There is no question that anyone who is accused of committing a drug crime needs to take action to defend against the charges. This is particularly true when the charge is in a federal court. Convictions in federal courts are generally much more severe than comparable charges in state courts. A Little Rock, Arkansas, man knows this all too well.

The 46-year-old man recently admitted to selling cocaine, marijuana and heroin which he obtained from his cousin, who was a state trooper and stole it from the evidence room which he supervised. As a result of the man’s admissions, he was sentenced to 70 months in prison.

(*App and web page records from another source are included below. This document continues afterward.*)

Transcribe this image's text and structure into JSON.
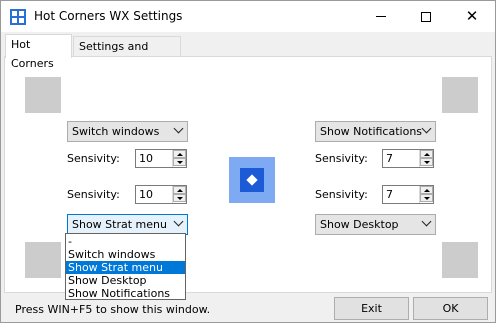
{
  "window": {
    "title": "Hot Corners WX Settings",
    "close_glyph": "✕"
  },
  "tabs": [
    {
      "label": "Hot Corners",
      "active": true
    },
    {
      "label": "Settings and About...",
      "active": false
    }
  ],
  "corners": {
    "top_left": {
      "action": "Switch windows",
      "sensitivity_label": "Sensivity:",
      "sensitivity": "10"
    },
    "top_right": {
      "action": "Show Notifications",
      "sensitivity_label": "Sensivity:",
      "sensitivity": "7"
    },
    "bottom_left": {
      "action": "Show Strat menu",
      "sensitivity_label": "Sensivity:",
      "sensitivity": "10"
    },
    "bottom_right": {
      "action": "Show Desktop",
      "sensitivity_label": "Sensivity:",
      "sensitivity": "7"
    }
  },
  "dropdown_open": {
    "options": [
      "-",
      "Switch windows",
      "Show Strat menu",
      "Show Desktop",
      "Show Notifications"
    ],
    "selected_index": 2
  },
  "status_text": "Press WIN+F5 to show this window.",
  "buttons": {
    "exit": "Exit",
    "ok": "OK"
  },
  "colors": {
    "accent": "#0078d7",
    "corner_box": "#cccccc",
    "center_icon_light": "#7eaaf3",
    "center_icon_dark": "#1d5bd6"
  }
}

While in state drug cases there may be some wiggle room with sentencing, where federal cases are concerned, the federal sentencing guidelines dictate the period of time someone will spend in prison upon conviction. In this particular case, due at least in part to the fact that the man had previous criminal convictions on his record, the guidelines provided for between 70 and 87 months.

The man’s lawyer was hoping that because the man had played a more minor role in the crime as compared to his cousin, as well as the fact that the man was homeless due to an attack that left him with a brain injury, he could secure a sentence below the guideline range. The prosecution disagreed with those reasons however and asserted that despite having previously suffered the head injury, the man was in good enough shape to commit the crimes for which he pled guilty.

Ultimately the judge provided a sentence that was on the low end of the prescribed guidelines.

Those who face federal drug charges should not assume that all is lost. A criminal defense lawyer who understands how the system works can still help to try to secure a positive outcome.